Goals can vary depending on the situation, but joining the military, staying in the military, advancing in the military, and changing careers in the military can depend on how you do on a fitness test or if you meet height and weight standards.
After preparing for this important fitness test and subsequent selection event, focus on your recovery, but don’t sit back and do nothing. There’s not much you can do to improve strength or overall fitness, but you can always practice technique, work on flexibility and mobility, and keep your lungs open with a moderate level of cardio.
How you eat, hydrate, and sleep are by far the most important things you need to focus on this week (and every other week, for that matter), but this is the week to be active in your recovery.
Research the activities that will be tested and expected of you during the event. Also understand location, weather, altitude and time zone changes. If you must travel to a new location, be aware of hot and humid summer days or cold and dry winter nights and everything in between. Make sure you prepare and stay on top of any water and electrolyte losses, as it only takes a few hours for your performance to drop when you’re dehydrated and suffering from the heat.
In many of these fitness tests and subsequent selection programs, you will be assessed on skills such as wading, swimming, obstacle courses, running (hills, sand, trails), handling and many tactical skills. If you choose to practice any event, focus on the technique and mobility needed to perform it effectively. If you had to travel to a new location, stretch and get some basic cardio (either running or non-impact cardio) under your belt to acclimate to the location.
Cardio, calisthenics and stretching
My advice is to stretch and get some cardio in the form of jogging, swimming or cycling, mixed in with smaller repetitions of the events you will be testing soon. You will find that your joints only need to work for short segments. Do five minutes of light calisthenics and stretching, followed by five minutes of cardio of your choice. Repeat that sequence for 30 minutes and you’re good to go.
You will be nervous, which is natural, but you need to work on getting a good night’s sleep every night. Read on for some sleep protocols and rituals that can help you get the sleep you need each night before this event and all other nights. Sleep is our number one tool for recovery and it’s important to be good at it. It is also good to learn some tips for getting rid of anxiety.

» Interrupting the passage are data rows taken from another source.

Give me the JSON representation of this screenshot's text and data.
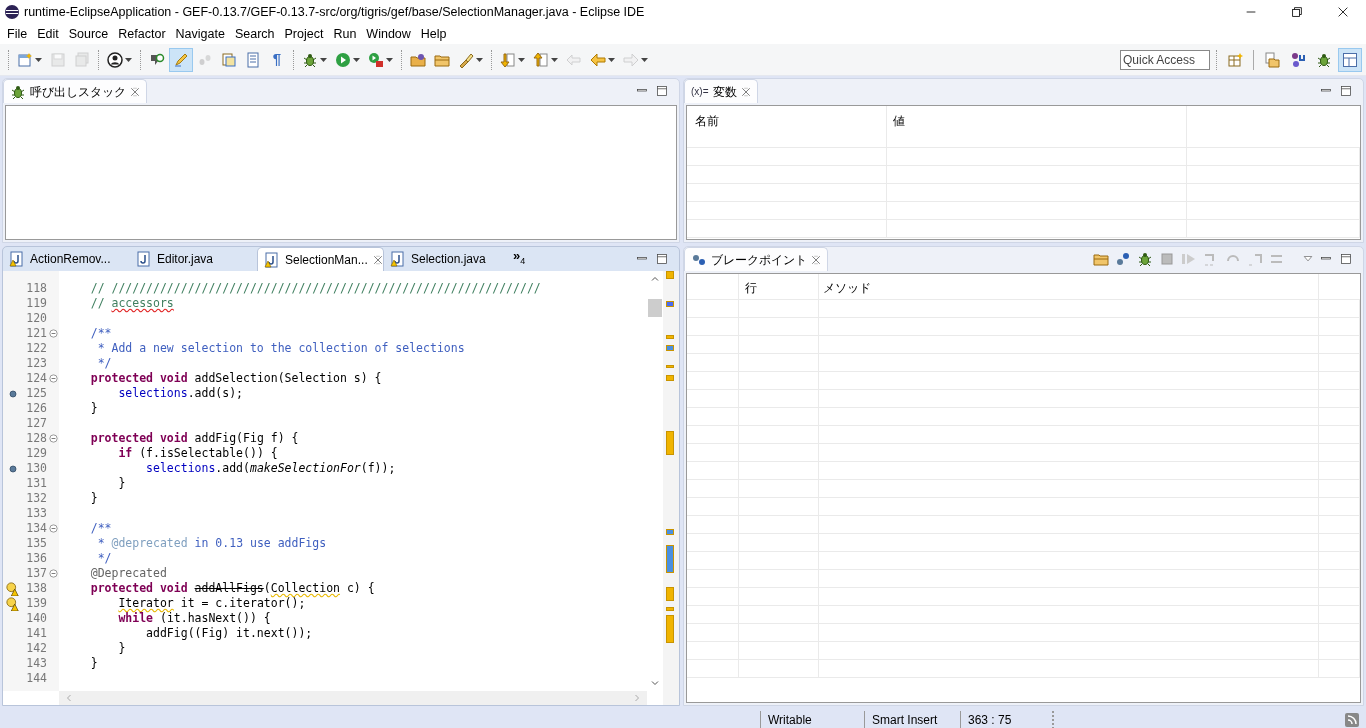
{
  "window": {
    "title": "runtime-EclipseApplication - GEF-0.13.7/GEF-0.13.7-src/org/tigris/gef/base/SelectionManager.java - Eclipse IDE"
  },
  "menu": [
    "File",
    "Edit",
    "Source",
    "Refactor",
    "Navigate",
    "Search",
    "Project",
    "Run",
    "Window",
    "Help"
  ],
  "toolbar": [
    {
      "kind": "new",
      "dropdown": true,
      "disabled": false,
      "selected": false
    },
    {
      "kind": "save",
      "dropdown": false,
      "disabled": true,
      "selected": false
    },
    {
      "kind": "save-all",
      "dropdown": false,
      "disabled": true,
      "selected": false
    },
    {
      "kind": "separator"
    },
    {
      "kind": "person",
      "dropdown": true,
      "disabled": false,
      "selected": false
    },
    {
      "kind": "separator"
    },
    {
      "kind": "pin",
      "dropdown": false,
      "disabled": false,
      "selected": false
    },
    {
      "kind": "highlighter",
      "dropdown": false,
      "disabled": false,
      "selected": true
    },
    {
      "kind": "footprints",
      "dropdown": false,
      "disabled": true,
      "selected": false
    },
    {
      "kind": "block",
      "dropdown": false,
      "disabled": false,
      "selected": false
    },
    {
      "kind": "page",
      "dropdown": false,
      "disabled": false,
      "selected": false
    },
    {
      "kind": "glyph",
      "text": "¶",
      "dropdown": false,
      "disabled": false,
      "selected": false
    },
    {
      "kind": "separator"
    },
    {
      "kind": "bug",
      "dropdown": true,
      "disabled": false,
      "selected": false
    },
    {
      "kind": "play",
      "dropdown": true,
      "disabled": false,
      "selected": false
    },
    {
      "kind": "run-tool",
      "dropdown": true,
      "disabled": false,
      "selected": false
    },
    {
      "kind": "separator"
    },
    {
      "kind": "folder-globe",
      "dropdown": false,
      "disabled": false,
      "selected": false
    },
    {
      "kind": "folder",
      "dropdown": false,
      "disabled": false,
      "selected": false
    },
    {
      "kind": "flashlight",
      "dropdown": true,
      "disabled": false,
      "selected": false
    },
    {
      "kind": "separator"
    },
    {
      "kind": "arrow-down-doc",
      "dropdown": true,
      "disabled": false,
      "selected": false
    },
    {
      "kind": "arrow-up-doc",
      "dropdown": true,
      "disabled": false,
      "selected": false
    },
    {
      "kind": "back-pen",
      "dropdown": false,
      "disabled": true,
      "selected": false
    },
    {
      "kind": "back",
      "dropdown": true,
      "disabled": false,
      "selected": false
    },
    {
      "kind": "forward",
      "dropdown": true,
      "disabled": true,
      "selected": false
    }
  ],
  "quick_access": {
    "placeholder": "Quick Access"
  },
  "perspectives": [
    {
      "kind": "open-perspective",
      "selected": false
    },
    {
      "kind": "separator"
    },
    {
      "kind": "java-ee",
      "selected": false
    },
    {
      "kind": "git",
      "selected": false
    },
    {
      "kind": "bug",
      "selected": false
    },
    {
      "kind": "resource",
      "selected": true
    }
  ],
  "call_stack_view": {
    "title": "呼び出しスタック"
  },
  "variables_view": {
    "icon_text": "(x)=",
    "title": "変数",
    "columns": [
      "名前",
      "値"
    ]
  },
  "editor": {
    "tabs": [
      {
        "label": "ActionRemov...",
        "warning": true,
        "selected": false
      },
      {
        "label": "Editor.java",
        "warning": false,
        "selected": false
      },
      {
        "label": "SelectionMan...",
        "warning": true,
        "selected": true
      },
      {
        "label": "Selection.java",
        "warning": true,
        "selected": false
      }
    ],
    "overflow": {
      "glyph": "»",
      "count": "4"
    },
    "lines": [
      {
        "number": "118",
        "fold": false,
        "breakpoint": false,
        "warning": false,
        "tokens": [
          {
            "kind": "comment",
            "text": "    // //////////////////////////////////////////////////////////////"
          }
        ]
      },
      {
        "number": "119",
        "fold": false,
        "breakpoint": false,
        "warning": false,
        "tokens": [
          {
            "kind": "comment",
            "text": "    // "
          },
          {
            "kind": "misspelled-comment",
            "text": "accessors"
          }
        ]
      },
      {
        "number": "120",
        "fold": false,
        "breakpoint": false,
        "warning": false
      },
      {
        "number": "121",
        "fold": true,
        "breakpoint": false,
        "warning": false,
        "tokens": [
          {
            "kind": "javadoc",
            "text": "    /**"
          }
        ]
      },
      {
        "number": "122",
        "fold": false,
        "breakpoint": false,
        "warning": false,
        "tokens": [
          {
            "kind": "javadoc",
            "text": "     * Add a new selection to the collection of selections"
          }
        ]
      },
      {
        "number": "123",
        "fold": false,
        "breakpoint": false,
        "warning": false,
        "tokens": [
          {
            "kind": "javadoc",
            "text": "     */"
          }
        ]
      },
      {
        "number": "124",
        "fold": true,
        "breakpoint": false,
        "warning": false,
        "tokens": [
          {
            "kind": "keyword",
            "text": "    protected void"
          },
          {
            "kind": "plain",
            "text": " addSelection(Selection s) {"
          }
        ]
      },
      {
        "number": "125",
        "fold": false,
        "breakpoint": true,
        "warning": false,
        "tokens": [
          {
            "kind": "field",
            "text": "        selections"
          },
          {
            "kind": "plain",
            "text": ".add(s);"
          }
        ]
      },
      {
        "number": "126",
        "fold": false,
        "breakpoint": false,
        "warning": false,
        "tokens": [
          {
            "kind": "plain",
            "text": "    }"
          }
        ]
      },
      {
        "number": "127",
        "fold": false,
        "breakpoint": false,
        "warning": false
      },
      {
        "number": "128",
        "fold": true,
        "breakpoint": false,
        "warning": false,
        "tokens": [
          {
            "kind": "keyword",
            "text": "    protected void"
          },
          {
            "kind": "plain",
            "text": " addFig(Fig f) {"
          }
        ]
      },
      {
        "number": "129",
        "fold": false,
        "breakpoint": false,
        "warning": false,
        "tokens": [
          {
            "kind": "keyword",
            "text": "        if"
          },
          {
            "kind": "plain",
            "text": " (f.isSelectable()) {"
          }
        ]
      },
      {
        "number": "130",
        "fold": false,
        "breakpoint": true,
        "warning": false,
        "tokens": [
          {
            "kind": "field",
            "text": "            selections"
          },
          {
            "kind": "plain",
            "text": ".add("
          },
          {
            "kind": "italic",
            "text": "makeSelectionFor"
          },
          {
            "kind": "plain",
            "text": "(f));"
          }
        ]
      },
      {
        "number": "131",
        "fold": false,
        "breakpoint": false,
        "warning": false,
        "tokens": [
          {
            "kind": "plain",
            "text": "        }"
          }
        ]
      },
      {
        "number": "132",
        "fold": false,
        "breakpoint": false,
        "warning": false,
        "tokens": [
          {
            "kind": "plain",
            "text": "    }"
          }
        ]
      },
      {
        "number": "133",
        "fold": false,
        "breakpoint": false,
        "warning": false
      },
      {
        "number": "134",
        "fold": true,
        "breakpoint": false,
        "warning": false,
        "tokens": [
          {
            "kind": "javadoc",
            "text": "    /**"
          }
        ]
      },
      {
        "number": "135",
        "fold": false,
        "breakpoint": false,
        "warning": false,
        "tokens": [
          {
            "kind": "javadoc",
            "text": "     * "
          },
          {
            "kind": "javadoc-tag",
            "text": "@deprecated"
          },
          {
            "kind": "javadoc",
            "text": " in 0.13 use addFigs"
          }
        ]
      },
      {
        "number": "136",
        "fold": false,
        "breakpoint": false,
        "warning": false,
        "tokens": [
          {
            "kind": "javadoc",
            "text": "     */"
          }
        ]
      },
      {
        "number": "137",
        "fold": true,
        "breakpoint": false,
        "warning": false,
        "tokens": [
          {
            "kind": "annotation",
            "text": "    @Deprecated"
          }
        ]
      },
      {
        "number": "138",
        "fold": false,
        "breakpoint": false,
        "warning": true,
        "tokens": [
          {
            "kind": "keyword",
            "text": "    protected void "
          },
          {
            "kind": "deprecated",
            "text": "addAllFigs"
          },
          {
            "kind": "plain",
            "text": "("
          },
          {
            "kind": "flagged",
            "text": "Collection"
          },
          {
            "kind": "plain",
            "text": " c) {"
          }
        ]
      },
      {
        "number": "139",
        "fold": false,
        "breakpoint": false,
        "warning": true,
        "tokens": [
          {
            "kind": "flagged",
            "text": "        Iterator"
          },
          {
            "kind": "plain",
            "text": " it = c.iterator();"
          }
        ]
      },
      {
        "number": "140",
        "fold": false,
        "breakpoint": false,
        "warning": false,
        "tokens": [
          {
            "kind": "keyword",
            "text": "        while"
          },
          {
            "kind": "plain",
            "text": " (it.hasNext()) {"
          }
        ]
      },
      {
        "number": "141",
        "fold": false,
        "breakpoint": false,
        "warning": false,
        "tokens": [
          {
            "kind": "plain",
            "text": "            addFig((Fig) it.next());"
          }
        ]
      },
      {
        "number": "142",
        "fold": false,
        "breakpoint": false,
        "warning": false,
        "tokens": [
          {
            "kind": "plain",
            "text": "        }"
          }
        ]
      },
      {
        "number": "143",
        "fold": false,
        "breakpoint": false,
        "warning": false,
        "tokens": [
          {
            "kind": "plain",
            "text": "    }"
          }
        ]
      },
      {
        "number": "144",
        "fold": false,
        "breakpoint": false,
        "warning": false
      }
    ]
  },
  "breakpoints_view": {
    "title": "ブレークポイント",
    "columns": [
      "行",
      "メソッド"
    ]
  },
  "status_bar": [
    "Writable",
    "Smart Insert",
    "363 : 75"
  ]
}
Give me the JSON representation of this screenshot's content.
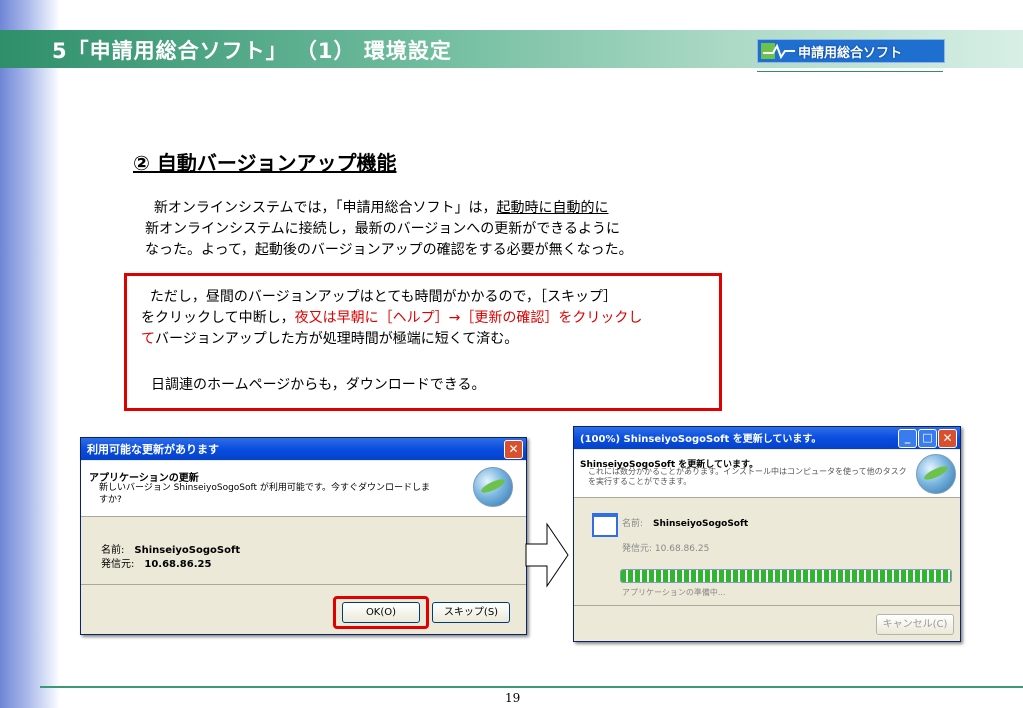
{
  "header": {
    "title": "5「申請用総合ソフト」 （1） 環境設定",
    "logo_text": "申請用総合ソフト"
  },
  "section": {
    "title": "② 自動バージョンアップ機能"
  },
  "paragraph": {
    "line1_pre": "新オンラインシステムでは，「申請用総合ソフト」は，",
    "line1_u": "起動時に自動的に",
    "line2": "新オンラインシステムに接続し，最新のバージョンへの更新ができるように",
    "line3": "なった。よって，起動後のバージョンアップの確認をする必要が無くなった。"
  },
  "notice": {
    "line1": "ただし，昼間のバージョンアップはとても時間がかかるので，［スキップ］",
    "line2_pre": "をクリックして中断し，",
    "line2_red": "夜又は早朝に［ヘルプ］→［更新の確認］をクリックし",
    "line3_red": "て",
    "line3_post": "バージョンアップした方が処理時間が極端に短くて済む。",
    "line4": "日調連のホームページからも，ダウンロードできる。"
  },
  "dialog_update": {
    "title": "利用可能な更新があります",
    "heading": "アプリケーションの更新",
    "message": "新しいバージョン ShinseiyoSogoSoft が利用可能です。今すぐダウンロードしますか?",
    "name_label": "名前:",
    "name_value": "ShinseiyoSogoSoft",
    "from_label": "発信元:",
    "from_value": "10.68.86.25",
    "ok_label": "OK(O)",
    "skip_label": "スキップ(S)"
  },
  "dialog_progress": {
    "title": "(100%) ShinseiyoSogoSoft を更新しています。",
    "heading": "ShinseiyoSogoSoft を更新しています。",
    "message": "これには数分かかることがあります。インストール中はコンピュータを使って他のタスクを実行することができます。",
    "name_label": "名前:",
    "name_value": "ShinseiyoSogoSoft",
    "from_label": "発信元:",
    "from_value": "10.68.86.25",
    "progress": 1.0,
    "status": "アプリケーションの準備中...",
    "cancel_label": "キャンセル(C)"
  },
  "footer": {
    "page_number": "19"
  },
  "colors": {
    "header_green": "#2f8f6b",
    "alert_red": "#e00000",
    "xp_blue": "#0a4ee0"
  }
}
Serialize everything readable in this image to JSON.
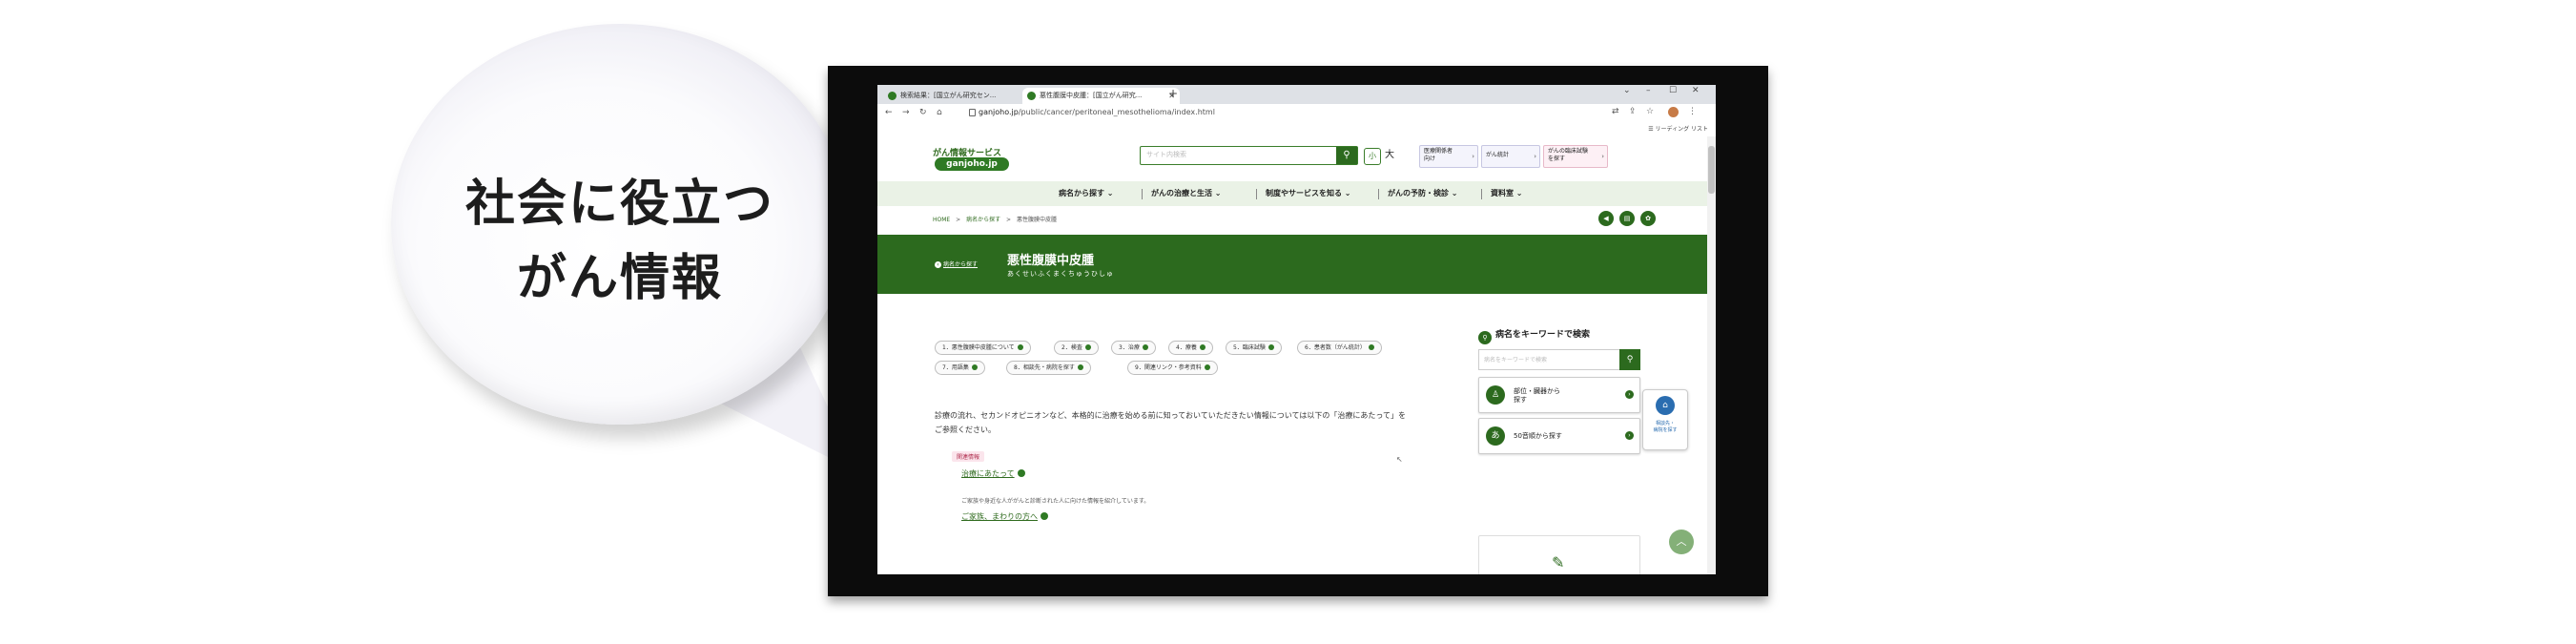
{
  "bubble": {
    "line1": "社会に役立つ",
    "line2": "がん情報"
  },
  "browser": {
    "tabs": [
      {
        "label": "検索結果：[国立がん研究セン..."
      },
      {
        "label": "悪性腹膜中皮腫：[国立がん研究..."
      }
    ],
    "url_host": "ganjoho.jp",
    "url_path": "/public/cancer/peritoneal_mesothelioma/index.html",
    "reading_list": "リーディング リスト"
  },
  "site": {
    "logo_top": "がん情報サービス",
    "logo_badge": "ganjoho.jp",
    "search_placeholder": "サイト内検索",
    "font_small": "小",
    "font_large": "大",
    "header_links": [
      {
        "label1": "医療関係者",
        "label2": "向け"
      },
      {
        "label1": "がん統計",
        "label2": ""
      },
      {
        "label1": "がんの臨床試験",
        "label2": "を探す"
      }
    ],
    "gnav": [
      "病名から探す ⌄",
      "がんの治療と生活 ⌄",
      "制度やサービスを知る ⌄",
      "がんの予防・検診 ⌄",
      "資料室 ⌄"
    ],
    "breadcrumb": [
      "HOME",
      ">",
      "病名から探す",
      ">",
      "悪性腹膜中皮腫"
    ],
    "back_link": "病名から探す",
    "page_title": "悪性腹膜中皮腫",
    "page_reading": "あくせいふくまくちゅうひしゅ",
    "chips": [
      "1．悪性腹膜中皮腫について",
      "2．検査",
      "3．治療",
      "4．療養",
      "5．臨床試験",
      "6．患者数（がん統計）",
      "7．用語集",
      "8．相談先・病院を探す",
      "9．関連リンク・参考資料"
    ],
    "body_line1": "診療の流れ、セカンドオピニオンなど、本格的に治療を始める前に知っておいていただきたい情報については以下の「治療にあたって」を",
    "body_line2": "ご参照ください。",
    "related_tag": "関連情報",
    "related_link1": "治療にあたって",
    "related_note": "ご家族や身近な人ががんと診断された人に向けた情報を紹介しています。",
    "related_link2": "ご家族、まわりの方へ",
    "side_title": "病名をキーワードで検索",
    "side_search_placeholder": "病名をキーワードで検索",
    "side_card1_l1": "部位・臓器から",
    "side_card1_l2": "探す",
    "side_card2": "50音順から探す",
    "float_l1": "相談先・",
    "float_l2": "病院を探す"
  }
}
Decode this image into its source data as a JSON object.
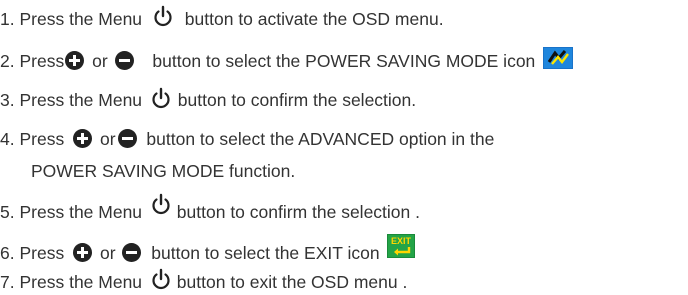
{
  "steps": [
    {
      "num": "1.",
      "parts": [
        "Press the Menu",
        "button to activate the OSD menu."
      ]
    },
    {
      "num": "2.",
      "parts": [
        "Press",
        "or",
        "button to select the POWER SAVING MODE icon"
      ]
    },
    {
      "num": "3.",
      "parts": [
        "Press the Menu",
        "button to confirm the selection."
      ]
    },
    {
      "num": "4.",
      "parts": [
        "Press",
        "or",
        "button to select the ADVANCED option in the"
      ],
      "continuation": "POWER SAVING MODE function."
    },
    {
      "num": "5.",
      "parts": [
        "Press the Menu",
        "button to confirm the selection ."
      ]
    },
    {
      "num": "6.",
      "parts": [
        "Press",
        "or",
        "button to select the EXIT icon"
      ]
    },
    {
      "num": "7.",
      "parts": [
        "Press the Menu",
        "button to exit the OSD menu  ."
      ]
    }
  ],
  "icons": {
    "power": "power-icon",
    "plus": "plus-circle-icon",
    "minus": "minus-circle-icon",
    "power_saving": "power-saving-mode-icon",
    "exit": "exit-icon",
    "exit_text": "EXIT"
  },
  "colors": {
    "text": "#333333",
    "icon_dark": "#222222",
    "psm_bg": "#1a73c9",
    "exit_bg": "#1a8a3a",
    "exit_text": "#ffd600"
  }
}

The last days before the big event should be calm and focused. There is no workout you can do in the previous three days that will make you stronger, faster, or more physically fit at any timed or max rep. It’s time to straighten up and use these moments to relax, mentally prepare and be well rested and well tested.
Stew Smith is a former Navy SEAL and fitness author certified as a Strength and Conditioning Specialist (CSCS) by the National Strength and Conditioning Association. Visit his fitness e-book store if you want to start an exercise program to create a healthy lifestyle. Send your fitness questions to email@example.com.
Want to learn more about military life?
Whether you’re considering joining the military, looking for advice on fitness and basic training, or keeping up with military life and benefits, Military.com has you covered. Subscribe to Military.com to get military news, updates and resources delivered straight to your inbox.
View full article
© Copyright 2022 Military.com. All rights reserved. This material may not be published, broadcast, copied or redistributed.